“I need a man to be valuable”
Social and cultural norms: Patriarchal societies promote traditional gender roles and relationship models in which men are viewed as providers and women as homemakers and mothers. From childhood, women learn that their main task is to start a family and support a man to lead a fulfilled and happy life.
“Tradition: Part-time trap – when you can’t afford the rent on your own”
Financial dependence: Women in patriarchal societies often have limited access to financial resources and may be forced to seek a man as a source of financial support. This leads many women to believe that they need a man to be financially secure.
“The eternal search for Mr. Right
Loneliness: hours of conversations about him and what he said when – life seems to revolve around the search for HIM. Few women have the financial power of Cher, who simply says “I am a rich man” – because we know: the patriarchy shows no mercy. You can choose between being a whore, a saint, a mother, or a career woman – the roles are narrow, the directors are old, and the lighting gets worse with each passing year. In patriarchal societies, women who are not married or in a relationship can be seen as incomplete or inadequate. This leads many women to believe they need a man to avoid being alone and to meet societal expectations. In some cultures and countries, unmarried women were forced in the past to wear special clothing, including hoods, to mark them as “honorable” women. In Europe and North America, this was practiced in the late Middle Ages and early modern period, although the exact rules and practices varied depending on the region and culture.”
“White dress, the man’s name, and “I do” before the priest: YES, I am part of the patriarchy.”
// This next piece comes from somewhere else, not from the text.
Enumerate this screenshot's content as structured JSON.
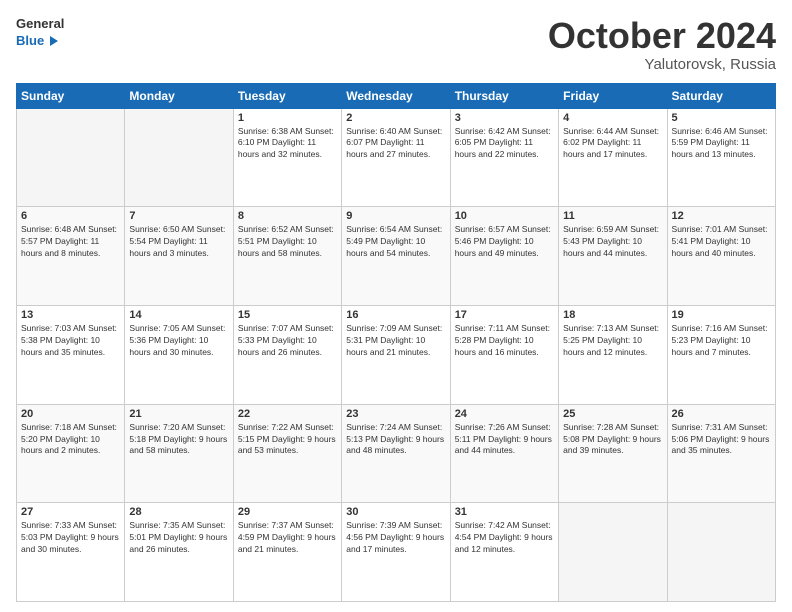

Forced marriage: “And when will it be your turn?” Just the question alone makes the reporter and the AI feel uneasy. It’s the question we might have been able to bear after 10 drinks in the 80s, but in 2023, this question should simply no longer be asked. What do you think? We know: yes, in many cultures, women are expected to marry and start a family. Women who do not marry or have children can be discriminated against or excluded. This puts pressure on women to enter into relationships that may not necessarily correspond to their wishes and needs. The wedding ring has a long history as a symbol of the unity of man and woman. In many cultures, it was considered a sign of ownership, with the man giving the ring to the woman to mark her as his property. When we keep reminding ourselves that a marriage in a white, virginal dress with the adoption of the man’s surname and the alliance before the spiritual priest (often in a place where women still have no voice) symbolically represents a pact and a certain agreement with patriarchal norms, it becomes increasingly bizarre why we need such rituals in a diverse society, or the question is – what could rituals of a colorful, diverse society look like?”